Purpose: The purpose of this study was to explore the social needs and experiences of older prisoners who were attending one of two social initiatives in a prison in England. Design/methodology/approach: This paper is based on an interpretative phenomenological study, conducted in a prison in the South West of England. Older prisoners attending an initiative implemented for those over 55, a purposive activity or a social task group, participated in focus groups, which were audio recorded and thematically analysed. Findings: Two overarching themes were identified. Firstly, the need to feel safe: prisoners felt attending an initiative provided them with a safe haven away from noisy and boisterous younger prisoners, who they perceived as different from them and who received preferential treatment. Secondly, being provided with a purpose: prisoners felt they belonged among their peers, which motivated them to attend and support group activities. Research limitations/implications: This study was completed in one prison. However, both initiatives supported the social needs of older prisoners and enabled them to leave their cells, although they felt unsafe when not attending an initiative. Originality/value: There remains a need to support the process of integrating younger and older prisoners, by the provision of both integrated and separate initiatives, with the aim of developing cross-generational and bi-directional peer support.

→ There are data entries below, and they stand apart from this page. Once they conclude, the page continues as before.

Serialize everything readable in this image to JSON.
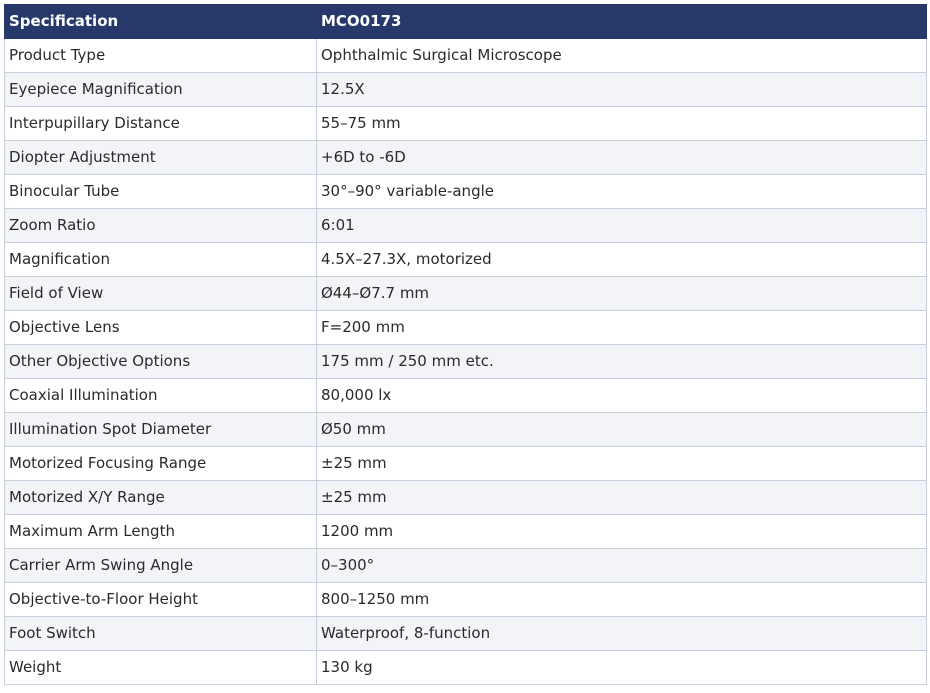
{
  "table": {
    "header": [
      "Specification",
      "MCO0173"
    ],
    "rows": [
      [
        "Product Type",
        "Ophthalmic Surgical Microscope"
      ],
      [
        "Eyepiece Magnification",
        "12.5X"
      ],
      [
        "Interpupillary Distance",
        "55–75 mm"
      ],
      [
        "Diopter Adjustment",
        "+6D to -6D"
      ],
      [
        "Binocular Tube",
        "30°–90° variable-angle"
      ],
      [
        "Zoom Ratio",
        "6:01"
      ],
      [
        "Magnification",
        "4.5X–27.3X, motorized"
      ],
      [
        "Field of View",
        "Ø44–Ø7.7 mm"
      ],
      [
        "Objective Lens",
        "F=200 mm"
      ],
      [
        "Other Objective Options",
        "175 mm / 250 mm etc."
      ],
      [
        "Coaxial Illumination",
        "80,000 lx"
      ],
      [
        "Illumination Spot Diameter",
        "Ø50 mm"
      ],
      [
        "Motorized Focusing Range",
        "±25 mm"
      ],
      [
        "Motorized X/Y Range",
        "±25 mm"
      ],
      [
        "Maximum Arm Length",
        "1200 mm"
      ],
      [
        "Carrier Arm Swing Angle",
        "0–300°"
      ],
      [
        "Objective-to-Floor Height",
        "800–1250 mm"
      ],
      [
        "Foot Switch",
        "Waterproof, 8-function"
      ],
      [
        "Weight",
        "130 kg"
      ]
    ]
  },
  "colors": {
    "header_bg": "#27386a",
    "header_text": "#ffffff",
    "row_alt_bg": "#f3f4f7",
    "border": "#c8cedd"
  }
}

- Drug abuse
- Elderly prisoners
- Psychological health
ASJC Scopus subject areas
- Health Professions (miscellaneous)